Looking back at how I responded so insensitively to my student who cried during our tutoring session, I’m stunned by my in-the-moment lack of compassion. Because… I cried myself to sleep over my algebra homework throughout most of eighth grade! It’s still vivid in my mind: sitting on my twin bed with my algebra book in my childhood bedroom, with its pink hearts and flowers wallpaper, struggling to finish my homework and crying with sheer frustration.
I loved math as much as any other subject until I hit 6th grade and was introduced to pre-algebra for the first time. Isolating for a variable, balancing an equation, the order of operations—none of this made any sense to me. I would go to my teacher for help, and he would patiently try to explain it to me, but it still didn’t make any sense. I made the same mistakes over and over and over without gaining any understanding or insight.
I have absolutely no memories of seventh grade math, but eighth grade math burns in my memory: sitting in class, trying to do the problems, approaching my teacher’s desk, asking him to explain it to me, dutifully nodding even though I still really didn’t understand, returning to my desk, and feeling overtaken by numb despair.
I’m not sure if his explanations didn’t make sense to me because he always explained everything the same way, or if he had a variety of explanations but none of them clicked with my learning style. He was a sweet, patient man, but his explanations did not help me to learn.
Now that I’m a math tutor, when I remember all those eighth grade nights, crying myself to sleep over my algebra book, I ask myself, why didn’t I think of getting a tutor? I never thought about asking anyone but my math teacher for help. I didn’t ask my friends, I didn’t ask my parents, I didn’t ask other teachers. It never even crossed my mind to try to switch to another teacher, or get another book. Why?
Maybe I wasn’t aware that these options were available. Or maybe I felt somewhere deep inside that, as a student who had a passion for learning and a capable reputation, asking for a tutor would be an admission of defeat. Or maybe it seemed “easier” to think of those nights of algebra tears as isolated incidents instead of taking on the “larger project” of trying to find a better solution for myself.

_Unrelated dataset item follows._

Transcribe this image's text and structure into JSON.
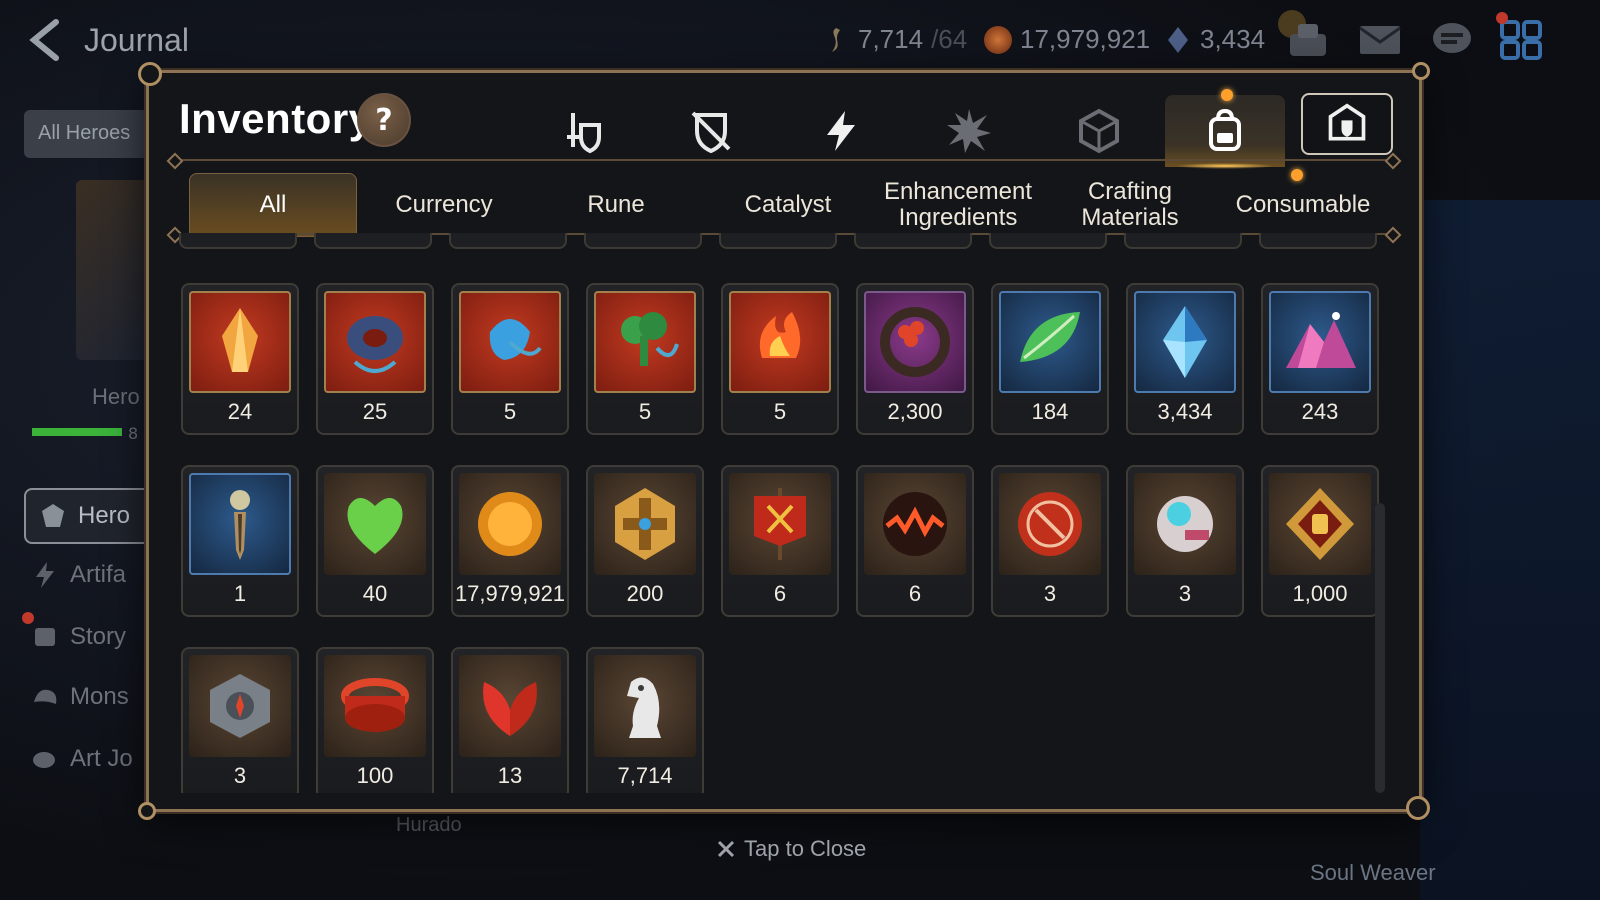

But paradoxically, I think this experience made me a better tutor. Many of the students who come to me might be completely frustrated and far behind. Maybe they don’t have anyone else they can turn to for help. Maybe they’ve never found a textbook that works with their brain. Maybe they are crying themselves to sleep over their algebra homework. Just like I did.